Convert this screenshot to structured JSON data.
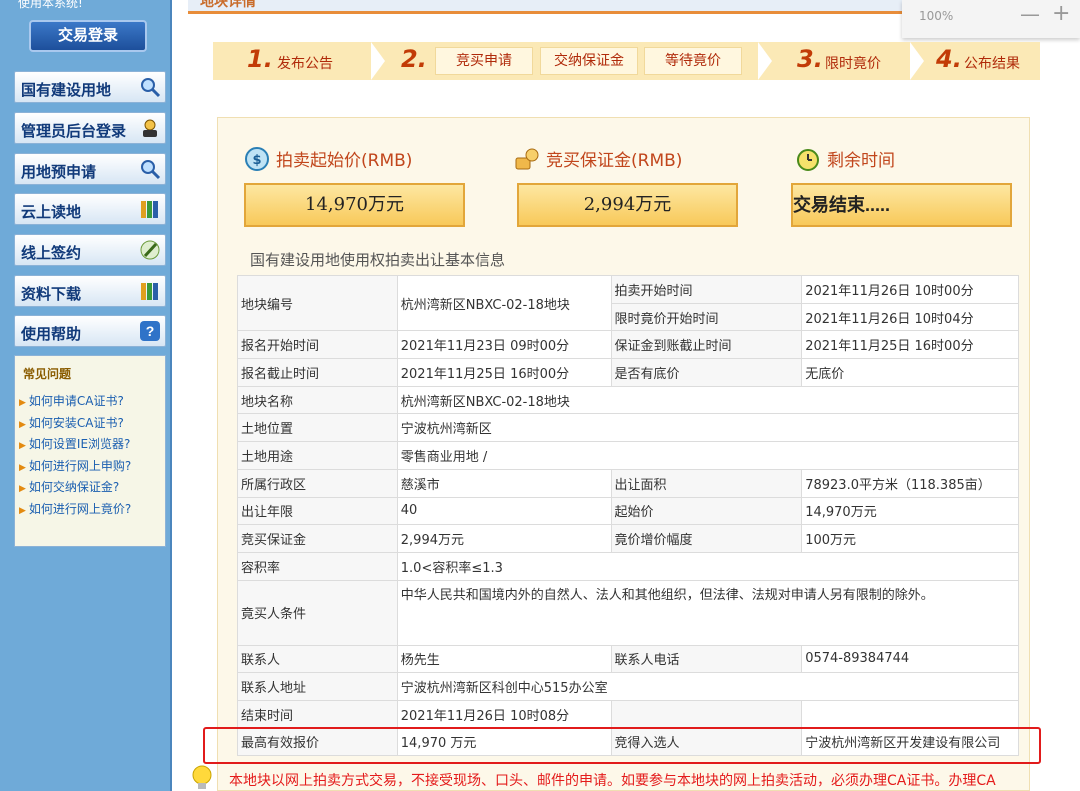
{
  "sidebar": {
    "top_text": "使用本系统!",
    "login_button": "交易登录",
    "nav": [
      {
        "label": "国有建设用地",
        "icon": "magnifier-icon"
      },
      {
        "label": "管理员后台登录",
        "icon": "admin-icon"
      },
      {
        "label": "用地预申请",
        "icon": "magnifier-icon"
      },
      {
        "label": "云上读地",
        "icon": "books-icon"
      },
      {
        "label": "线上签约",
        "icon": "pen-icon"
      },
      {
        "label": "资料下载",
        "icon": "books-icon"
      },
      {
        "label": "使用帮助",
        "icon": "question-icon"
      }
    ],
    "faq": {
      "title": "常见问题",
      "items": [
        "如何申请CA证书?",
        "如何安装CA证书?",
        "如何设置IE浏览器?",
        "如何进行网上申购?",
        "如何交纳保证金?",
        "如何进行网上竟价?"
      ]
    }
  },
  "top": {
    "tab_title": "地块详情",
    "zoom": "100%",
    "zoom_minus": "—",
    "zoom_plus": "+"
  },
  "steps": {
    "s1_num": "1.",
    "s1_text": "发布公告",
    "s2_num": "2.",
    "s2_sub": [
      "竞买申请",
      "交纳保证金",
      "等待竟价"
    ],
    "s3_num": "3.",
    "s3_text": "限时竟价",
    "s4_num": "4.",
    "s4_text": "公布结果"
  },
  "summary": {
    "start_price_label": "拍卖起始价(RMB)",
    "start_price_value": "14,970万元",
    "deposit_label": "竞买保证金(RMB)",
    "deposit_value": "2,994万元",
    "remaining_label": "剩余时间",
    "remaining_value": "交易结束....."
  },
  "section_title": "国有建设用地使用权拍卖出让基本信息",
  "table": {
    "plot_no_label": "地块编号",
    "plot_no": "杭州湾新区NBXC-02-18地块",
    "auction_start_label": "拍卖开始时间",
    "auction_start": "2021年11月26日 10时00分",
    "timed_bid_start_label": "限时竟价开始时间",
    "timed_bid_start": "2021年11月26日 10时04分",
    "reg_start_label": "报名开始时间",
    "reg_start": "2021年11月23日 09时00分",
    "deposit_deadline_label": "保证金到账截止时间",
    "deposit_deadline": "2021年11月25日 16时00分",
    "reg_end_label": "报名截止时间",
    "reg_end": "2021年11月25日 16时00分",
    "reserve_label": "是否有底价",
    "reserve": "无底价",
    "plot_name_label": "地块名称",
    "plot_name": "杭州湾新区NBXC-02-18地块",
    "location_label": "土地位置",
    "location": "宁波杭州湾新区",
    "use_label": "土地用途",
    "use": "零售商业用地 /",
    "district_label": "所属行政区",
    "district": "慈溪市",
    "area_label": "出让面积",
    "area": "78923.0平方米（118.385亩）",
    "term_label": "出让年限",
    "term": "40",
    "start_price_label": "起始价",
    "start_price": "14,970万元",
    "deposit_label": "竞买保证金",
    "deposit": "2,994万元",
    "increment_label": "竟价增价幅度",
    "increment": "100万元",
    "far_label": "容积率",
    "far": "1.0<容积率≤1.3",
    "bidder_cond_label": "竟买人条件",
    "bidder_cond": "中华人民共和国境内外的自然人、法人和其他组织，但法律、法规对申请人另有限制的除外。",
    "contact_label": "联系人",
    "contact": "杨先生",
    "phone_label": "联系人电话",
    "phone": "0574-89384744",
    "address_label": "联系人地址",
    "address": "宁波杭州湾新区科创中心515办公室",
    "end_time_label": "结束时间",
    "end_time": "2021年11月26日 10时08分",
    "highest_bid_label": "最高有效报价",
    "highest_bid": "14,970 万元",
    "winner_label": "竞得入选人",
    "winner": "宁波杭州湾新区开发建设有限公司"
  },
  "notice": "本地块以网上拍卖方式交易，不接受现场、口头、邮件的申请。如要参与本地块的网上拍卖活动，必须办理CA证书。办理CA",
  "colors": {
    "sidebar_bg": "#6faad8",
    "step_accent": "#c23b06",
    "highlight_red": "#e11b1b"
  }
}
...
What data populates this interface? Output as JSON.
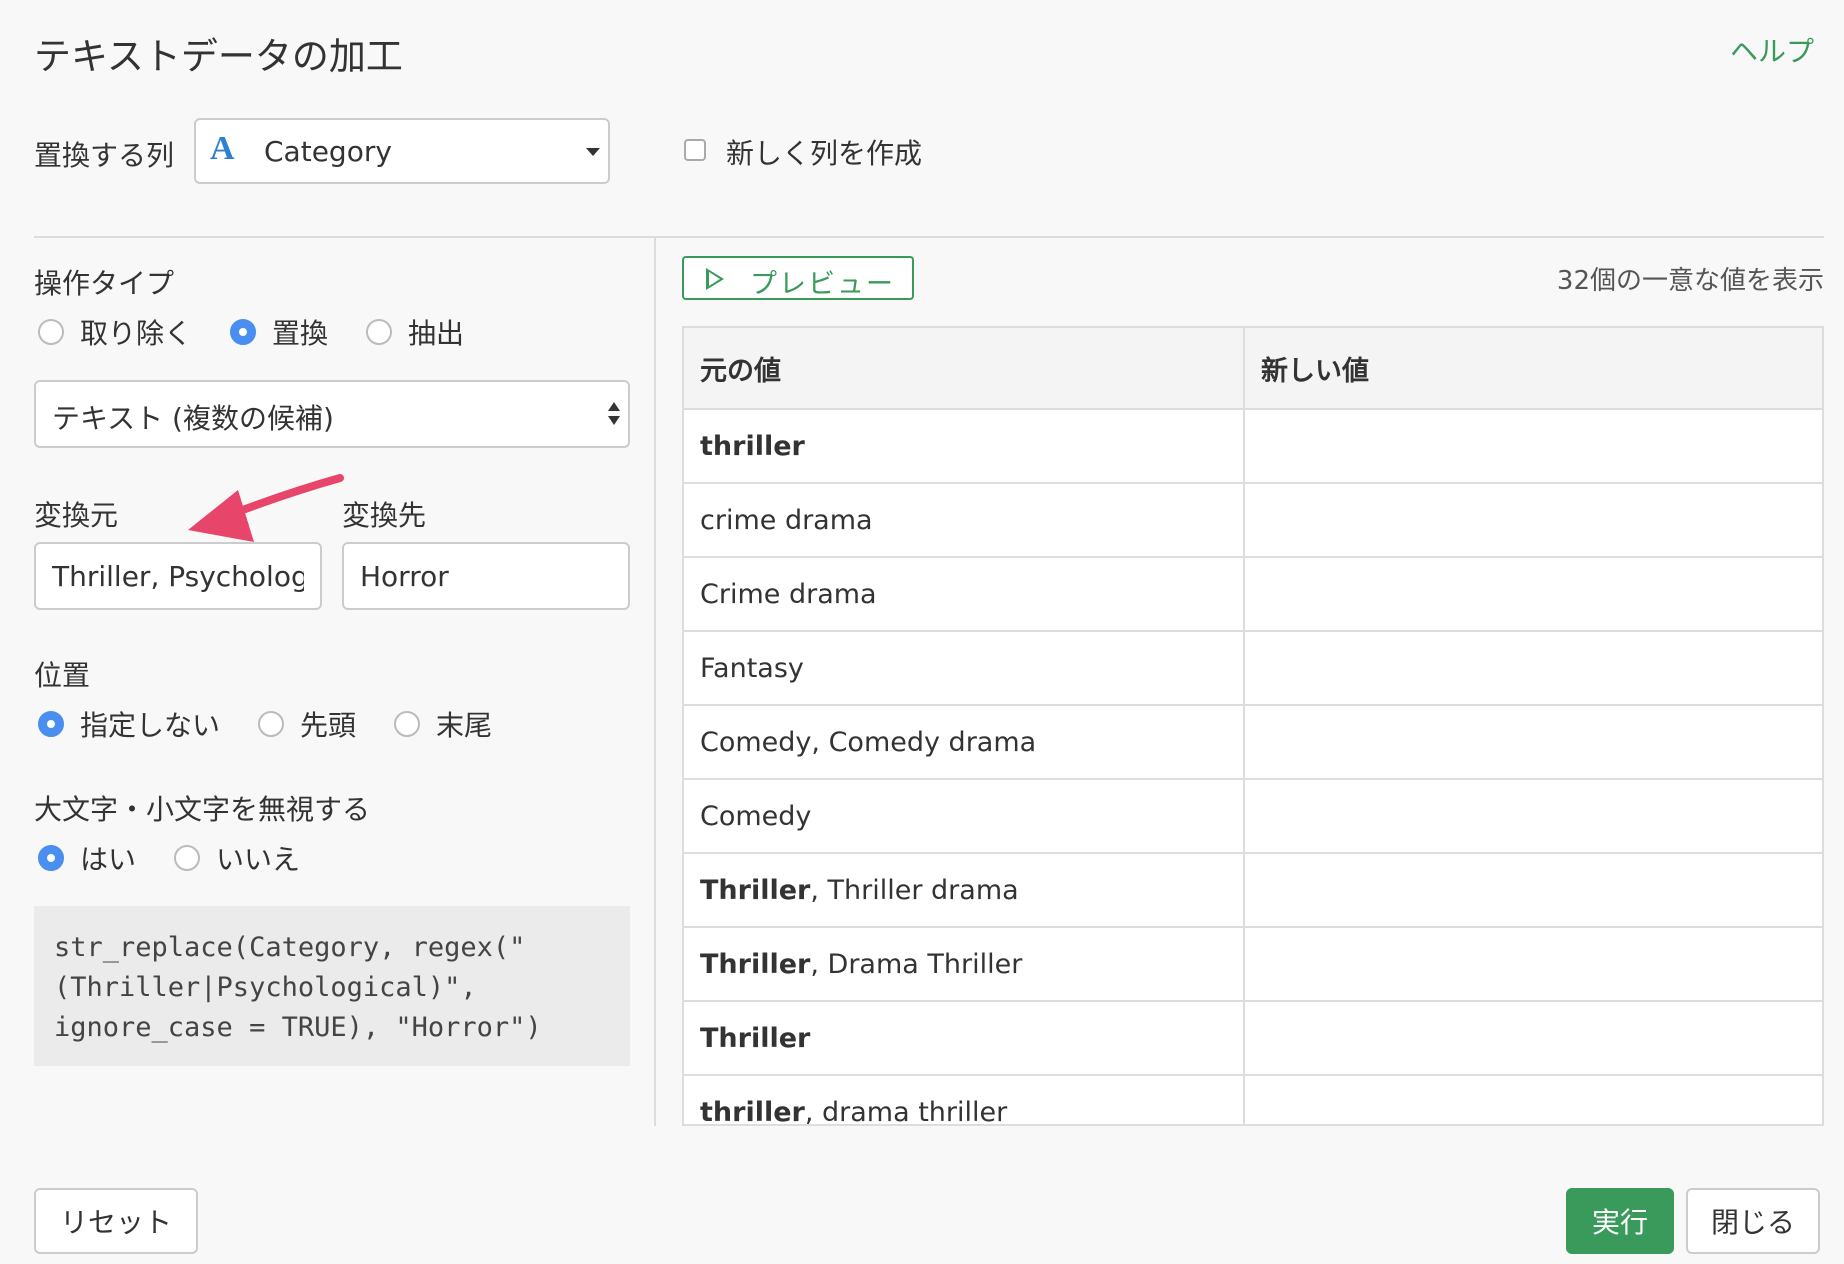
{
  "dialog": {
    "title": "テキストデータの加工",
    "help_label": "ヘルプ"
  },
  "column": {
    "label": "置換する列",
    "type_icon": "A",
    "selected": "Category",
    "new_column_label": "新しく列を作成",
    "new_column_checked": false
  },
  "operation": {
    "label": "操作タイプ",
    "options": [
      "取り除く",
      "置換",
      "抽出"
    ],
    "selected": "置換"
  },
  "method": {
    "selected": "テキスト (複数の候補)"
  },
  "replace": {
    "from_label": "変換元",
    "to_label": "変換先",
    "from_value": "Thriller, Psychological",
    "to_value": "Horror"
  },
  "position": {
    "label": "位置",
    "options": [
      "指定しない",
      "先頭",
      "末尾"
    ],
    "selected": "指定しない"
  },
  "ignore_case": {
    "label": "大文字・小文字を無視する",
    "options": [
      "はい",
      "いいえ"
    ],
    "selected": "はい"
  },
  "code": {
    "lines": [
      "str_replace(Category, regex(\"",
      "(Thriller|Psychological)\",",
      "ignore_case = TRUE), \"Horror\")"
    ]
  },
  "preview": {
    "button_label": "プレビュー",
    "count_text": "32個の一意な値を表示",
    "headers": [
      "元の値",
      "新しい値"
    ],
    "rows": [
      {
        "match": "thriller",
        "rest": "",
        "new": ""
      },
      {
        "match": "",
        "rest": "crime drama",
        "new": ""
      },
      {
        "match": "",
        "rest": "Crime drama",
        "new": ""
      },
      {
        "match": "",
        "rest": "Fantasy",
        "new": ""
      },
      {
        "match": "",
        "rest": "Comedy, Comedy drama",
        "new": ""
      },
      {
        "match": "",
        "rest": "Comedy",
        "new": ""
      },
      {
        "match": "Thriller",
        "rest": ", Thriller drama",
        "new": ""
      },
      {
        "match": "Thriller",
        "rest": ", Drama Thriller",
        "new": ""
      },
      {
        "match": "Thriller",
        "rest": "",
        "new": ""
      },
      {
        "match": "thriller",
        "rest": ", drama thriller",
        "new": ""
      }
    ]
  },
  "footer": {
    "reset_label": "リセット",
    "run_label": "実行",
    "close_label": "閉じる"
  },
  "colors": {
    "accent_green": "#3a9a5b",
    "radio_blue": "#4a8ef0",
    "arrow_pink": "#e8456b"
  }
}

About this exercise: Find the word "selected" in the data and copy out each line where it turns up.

Exercise solution:
    "selected": "Category",
    "selected": "置換"
    "selected": "テキスト (複数の候補)"
    "selected": "指定しない"
    "selected": "はい"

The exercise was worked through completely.